Auckland Unitary Plan improving housing affordability, research showsThe Unitary Plan allowed for more two- and three-storey homes in urban areas. Photo: RNZ / Kim Baker Wilson

Auckland's strategy to handle growth by up zoning is improving housing affordability, new research says.

The study, from the University of Auckland, indicates that about 22,000 new homes consented between 2016 and 2021 can be directly attributed to the city's Unitary Plan.

Implemented in 2016, the Unitary Plan allowed for about 400,000 new homes to be built across the region.

It expanded the rural urban boundary, opening up more land for development, and allowed for more two- and three-storey homes in urban areas, with up to six storeys permitted close to town centres and transport hubs.

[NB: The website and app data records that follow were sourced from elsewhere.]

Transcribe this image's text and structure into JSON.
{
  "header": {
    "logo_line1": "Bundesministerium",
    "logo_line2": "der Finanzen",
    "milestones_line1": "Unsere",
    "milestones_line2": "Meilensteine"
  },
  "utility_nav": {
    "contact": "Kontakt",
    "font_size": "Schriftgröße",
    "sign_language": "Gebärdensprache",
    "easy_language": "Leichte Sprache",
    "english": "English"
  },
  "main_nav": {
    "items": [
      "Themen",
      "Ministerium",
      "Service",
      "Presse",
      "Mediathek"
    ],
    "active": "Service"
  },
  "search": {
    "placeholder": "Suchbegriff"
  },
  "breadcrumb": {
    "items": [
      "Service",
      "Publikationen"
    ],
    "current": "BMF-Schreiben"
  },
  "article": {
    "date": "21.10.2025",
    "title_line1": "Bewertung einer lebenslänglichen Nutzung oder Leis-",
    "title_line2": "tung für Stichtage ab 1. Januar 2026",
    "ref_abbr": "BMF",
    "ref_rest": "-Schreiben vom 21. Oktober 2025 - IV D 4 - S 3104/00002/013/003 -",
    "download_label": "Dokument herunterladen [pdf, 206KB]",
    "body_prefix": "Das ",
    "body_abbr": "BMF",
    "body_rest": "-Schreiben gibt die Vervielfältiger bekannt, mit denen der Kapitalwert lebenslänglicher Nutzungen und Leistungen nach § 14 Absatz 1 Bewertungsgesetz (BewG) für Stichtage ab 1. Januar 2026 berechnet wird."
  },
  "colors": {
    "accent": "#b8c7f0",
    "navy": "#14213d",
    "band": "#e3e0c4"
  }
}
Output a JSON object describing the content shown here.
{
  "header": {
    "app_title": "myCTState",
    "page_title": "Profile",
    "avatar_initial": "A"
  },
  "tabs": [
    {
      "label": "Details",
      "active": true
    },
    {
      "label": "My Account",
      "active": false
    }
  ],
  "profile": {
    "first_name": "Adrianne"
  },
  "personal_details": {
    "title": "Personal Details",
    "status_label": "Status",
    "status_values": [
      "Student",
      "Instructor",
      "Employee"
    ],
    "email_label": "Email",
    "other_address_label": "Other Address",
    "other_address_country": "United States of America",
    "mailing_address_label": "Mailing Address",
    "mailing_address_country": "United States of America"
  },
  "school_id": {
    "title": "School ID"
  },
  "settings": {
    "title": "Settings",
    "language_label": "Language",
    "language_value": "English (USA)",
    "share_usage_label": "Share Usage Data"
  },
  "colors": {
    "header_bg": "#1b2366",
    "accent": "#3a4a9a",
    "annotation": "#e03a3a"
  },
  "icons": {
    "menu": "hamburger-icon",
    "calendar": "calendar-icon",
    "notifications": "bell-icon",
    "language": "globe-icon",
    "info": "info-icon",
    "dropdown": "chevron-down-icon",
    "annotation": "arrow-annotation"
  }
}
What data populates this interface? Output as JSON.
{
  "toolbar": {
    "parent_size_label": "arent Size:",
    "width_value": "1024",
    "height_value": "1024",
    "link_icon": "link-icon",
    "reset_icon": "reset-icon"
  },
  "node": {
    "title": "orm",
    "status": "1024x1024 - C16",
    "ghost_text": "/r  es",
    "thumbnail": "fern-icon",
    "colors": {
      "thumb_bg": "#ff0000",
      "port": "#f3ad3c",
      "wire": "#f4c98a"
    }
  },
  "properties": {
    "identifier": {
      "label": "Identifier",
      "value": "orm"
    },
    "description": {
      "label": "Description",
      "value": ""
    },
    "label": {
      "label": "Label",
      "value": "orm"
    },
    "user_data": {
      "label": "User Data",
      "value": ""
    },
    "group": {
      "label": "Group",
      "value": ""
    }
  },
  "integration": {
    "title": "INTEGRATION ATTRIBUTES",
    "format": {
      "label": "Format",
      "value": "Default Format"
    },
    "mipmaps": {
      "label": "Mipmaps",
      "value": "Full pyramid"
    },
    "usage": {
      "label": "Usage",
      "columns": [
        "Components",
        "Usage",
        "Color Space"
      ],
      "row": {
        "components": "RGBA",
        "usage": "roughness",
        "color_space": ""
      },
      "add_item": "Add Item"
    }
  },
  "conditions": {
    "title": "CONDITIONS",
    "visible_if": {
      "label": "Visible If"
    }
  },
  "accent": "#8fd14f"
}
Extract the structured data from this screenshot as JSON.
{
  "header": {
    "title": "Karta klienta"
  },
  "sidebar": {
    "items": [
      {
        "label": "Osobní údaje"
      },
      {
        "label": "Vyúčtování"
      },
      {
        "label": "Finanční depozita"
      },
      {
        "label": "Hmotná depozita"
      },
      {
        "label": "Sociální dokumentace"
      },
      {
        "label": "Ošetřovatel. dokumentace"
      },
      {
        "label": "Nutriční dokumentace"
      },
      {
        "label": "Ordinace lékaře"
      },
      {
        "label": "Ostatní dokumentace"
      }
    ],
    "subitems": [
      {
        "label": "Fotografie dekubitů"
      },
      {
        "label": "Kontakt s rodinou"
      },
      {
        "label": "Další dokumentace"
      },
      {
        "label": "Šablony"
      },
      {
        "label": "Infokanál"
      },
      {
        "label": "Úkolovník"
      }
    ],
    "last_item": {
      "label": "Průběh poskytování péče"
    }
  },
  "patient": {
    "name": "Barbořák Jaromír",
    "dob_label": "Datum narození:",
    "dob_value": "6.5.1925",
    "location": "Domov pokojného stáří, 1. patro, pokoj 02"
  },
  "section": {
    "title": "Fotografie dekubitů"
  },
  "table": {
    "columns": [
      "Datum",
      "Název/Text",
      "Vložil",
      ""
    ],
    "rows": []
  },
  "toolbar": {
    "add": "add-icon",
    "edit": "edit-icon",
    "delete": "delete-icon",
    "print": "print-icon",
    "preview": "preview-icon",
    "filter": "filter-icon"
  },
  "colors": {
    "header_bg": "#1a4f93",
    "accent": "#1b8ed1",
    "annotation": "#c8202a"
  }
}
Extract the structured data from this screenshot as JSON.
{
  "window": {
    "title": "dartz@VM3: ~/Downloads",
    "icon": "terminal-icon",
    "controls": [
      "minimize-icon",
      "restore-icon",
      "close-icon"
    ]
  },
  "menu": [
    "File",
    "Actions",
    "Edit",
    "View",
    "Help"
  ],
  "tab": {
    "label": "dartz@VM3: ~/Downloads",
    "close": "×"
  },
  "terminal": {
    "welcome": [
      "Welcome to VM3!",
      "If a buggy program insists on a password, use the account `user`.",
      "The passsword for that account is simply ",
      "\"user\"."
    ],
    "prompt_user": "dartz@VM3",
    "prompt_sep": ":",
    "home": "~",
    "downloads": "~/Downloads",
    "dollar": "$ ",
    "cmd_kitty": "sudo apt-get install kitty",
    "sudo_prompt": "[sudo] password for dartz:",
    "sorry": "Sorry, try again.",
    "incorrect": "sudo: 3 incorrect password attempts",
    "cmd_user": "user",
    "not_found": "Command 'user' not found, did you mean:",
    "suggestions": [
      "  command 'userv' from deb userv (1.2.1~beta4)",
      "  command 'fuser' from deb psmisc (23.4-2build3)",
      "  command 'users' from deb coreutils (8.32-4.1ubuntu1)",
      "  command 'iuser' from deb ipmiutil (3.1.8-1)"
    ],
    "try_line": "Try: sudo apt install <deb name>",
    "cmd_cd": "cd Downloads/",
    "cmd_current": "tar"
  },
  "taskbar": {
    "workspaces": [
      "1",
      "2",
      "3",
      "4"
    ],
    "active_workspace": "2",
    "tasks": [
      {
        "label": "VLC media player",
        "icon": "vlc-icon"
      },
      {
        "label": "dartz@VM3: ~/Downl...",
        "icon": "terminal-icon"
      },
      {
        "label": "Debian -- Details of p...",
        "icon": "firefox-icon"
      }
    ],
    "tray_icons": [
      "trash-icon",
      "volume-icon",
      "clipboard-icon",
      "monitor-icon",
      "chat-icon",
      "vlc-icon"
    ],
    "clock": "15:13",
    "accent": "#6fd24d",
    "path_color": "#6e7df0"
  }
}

The research compared building consents in locations that were upzoned with those that were not.

It found between 1996 and 2016, about 5.9 consents were issued per 1000 residents.

Between 2017 and 2023, after the Unitary Plan came into force, there were 9.5 consents issued per 1000 residents.

Without the Unitary Plan, there would have been 43,900 consents for new homes between 2016 and 2021, rather than the actual 65,700 consents in residential zones - a 50 percent increase.

This graph shows the building consents issued for new dwellings in Auckland between 2000 and 2024. Photo: Supplied/Stats NZ

Auckland Council chief economist Gary Blick said the up zoning played a crucial role in increasing housing capacity.

"It's been six years since the Auckland Council passed the Unitary Plan that enabled more flexible use of our residential land, and in that time, we've seen a real surge in the number of new homes being supplied.

"That is good evidence that shows we're getting more homes than we otherwise would have."

He said the low cost of development on a per dwelling basis was resulting in developers getting more yield from sites.

"Allowing for more density reduces development costs because less land is used for each new home and there is increased competition among landowners by bringing more development opportunities into play."

With more houses being built, Blick said Auckland's rental and housing prices were on a lower growth path than the rest of the country.

Between 2017 and 2024, Auckland rents increased by 22 percent, compared with 34 percent nationally, he said.

"Moreover, the University of Auckland research finds rents for three-bedroom homes were 26 to 33 percent lower than otherwise six years after the Auckland Unitary Plan was introduced."

That did not mean Auckland was affordable, he said.

"But it does show that prices are lower than they would have been without the Auckland Unitary Plan. We have a long way to go yet, but Auckland's experience shows how land use policy is a powerful lever for enabling more housing to be built."